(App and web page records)
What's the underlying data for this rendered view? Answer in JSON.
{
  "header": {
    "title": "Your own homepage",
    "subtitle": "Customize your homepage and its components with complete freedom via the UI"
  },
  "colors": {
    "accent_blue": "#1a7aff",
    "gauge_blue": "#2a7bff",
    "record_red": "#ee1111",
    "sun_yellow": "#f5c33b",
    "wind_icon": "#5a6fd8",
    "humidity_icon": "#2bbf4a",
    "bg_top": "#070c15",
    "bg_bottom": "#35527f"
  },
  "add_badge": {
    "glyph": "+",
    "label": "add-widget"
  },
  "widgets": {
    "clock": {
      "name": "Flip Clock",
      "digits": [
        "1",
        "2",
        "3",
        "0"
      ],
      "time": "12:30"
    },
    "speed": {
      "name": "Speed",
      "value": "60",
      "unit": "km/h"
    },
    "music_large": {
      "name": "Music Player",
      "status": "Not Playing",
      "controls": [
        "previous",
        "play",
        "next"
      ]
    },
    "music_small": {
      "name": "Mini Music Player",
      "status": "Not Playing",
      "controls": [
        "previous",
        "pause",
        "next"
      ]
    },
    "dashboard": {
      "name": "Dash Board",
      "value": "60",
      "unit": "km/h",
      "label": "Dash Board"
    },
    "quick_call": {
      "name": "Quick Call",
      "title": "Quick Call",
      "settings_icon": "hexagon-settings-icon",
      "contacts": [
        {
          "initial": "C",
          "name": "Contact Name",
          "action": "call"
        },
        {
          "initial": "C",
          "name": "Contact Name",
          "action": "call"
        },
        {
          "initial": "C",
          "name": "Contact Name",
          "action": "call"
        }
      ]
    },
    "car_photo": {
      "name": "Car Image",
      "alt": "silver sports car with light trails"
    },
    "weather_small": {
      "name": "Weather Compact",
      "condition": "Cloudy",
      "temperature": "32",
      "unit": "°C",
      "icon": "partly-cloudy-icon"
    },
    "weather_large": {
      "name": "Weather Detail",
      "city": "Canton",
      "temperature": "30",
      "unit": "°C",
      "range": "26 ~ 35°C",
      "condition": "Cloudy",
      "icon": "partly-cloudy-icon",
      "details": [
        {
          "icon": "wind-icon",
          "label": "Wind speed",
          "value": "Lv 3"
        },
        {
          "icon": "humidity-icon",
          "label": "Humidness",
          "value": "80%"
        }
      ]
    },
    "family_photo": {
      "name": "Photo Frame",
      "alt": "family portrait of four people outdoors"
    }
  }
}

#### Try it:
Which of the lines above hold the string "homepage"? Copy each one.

#### Worked solution:
    "title": "Your own homepage",
    "subtitle": "Customize your homepage and its components with complete freedom via the UI"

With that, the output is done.